Priceless Advice from an Industry Leader

Dating back to the California Gold Rush, dreamers alike gazed upon the western horizon with visions of hitting it big and creating new life filled with ideas of fame and fortune. That spirit is alive and well, and people move to LA daily to take a chance on their dream.

For many, that talent is writing. Whether for television, movies, or literary intellects, LA is still the place to absorb eclectic energies of creativity and thrive on the experiences only the City of Angels can offer. If this article is speaking to you, Roger Wolfson, American TV writer, and screenwriter known for series such as Fairly LegalSaving GraceThe CloserLaw & Order: Special Victims Unit, and many others offer a few words of wisdom.

Wolfson’s first tip to be a writer in LA…be a writer in LA! If you want to be an industry writer, you need to be here. LA is an amazing city and an experience that an aspiring artist needs to live and breathe. Fortunately, LA has much to offer. LA is revered as a world city attracting some of the brightest, most innovative, and uniquely creative minds from all over the world.
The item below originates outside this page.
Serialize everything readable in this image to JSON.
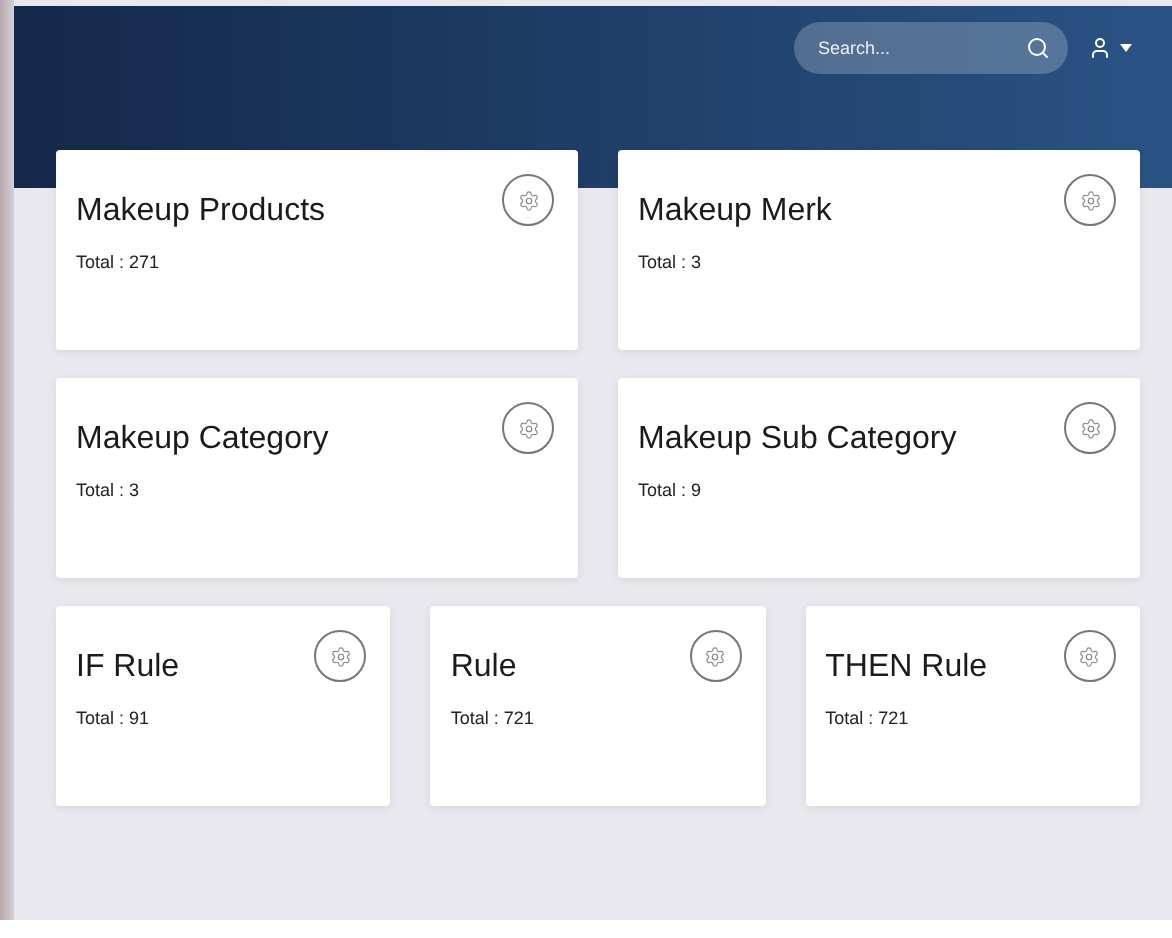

Wolfson quips not to be a wimp about traffic, as it’s just not as bad as many describe.

Once you arrive, starting reading scripts. Most amateur writers think that they can read ten scripts, and that’s enough to give them an edge. Wolfson says absolutely not! Entertainment business professionals read scripts daily. They not only read hundreds but thousands of scripts. Wolfson says, read the scripts from your favorite shows to start as you are already familiar with the end product. Work backward from there on how to dissect a scene from post-production to what was written in the script is a process that will help when it is time to create a new script from scratch.

Next, write as many scripts as you can. You learn by doing. Lay your scripts side-by-side the best script you have ever read. Compare and contrast. Is my action as snappy and as tight? Is my dialogue easy to follow? Is there as much white on the page? Wolfson says a vital lesson is to understand that fewer words are more potent than more words.

Concerning networking, Wolfson says not to focus on this and focus on your work. The best networking is to watch TV and when you see an episode you like, note who wrote it. Then find that writer on social media and say hello. Introduce yourself and perhaps offer to do something for them like reading a script or running an errand. Wolfson advises not to try this approach with head writers or series creators – that is a one in a billion proposition. Connect with the junior writers.  Look them up on IMDB. They are more approachable and – hint – they may be the series creators of the future.

Wolfson’s last gold nugget of advice is to seek mentorship. Find someone working. Never ask for their help. Offer to help them! If there is a dynamic connection, they may naturally take you under their wing if you first prove yourself useful to them.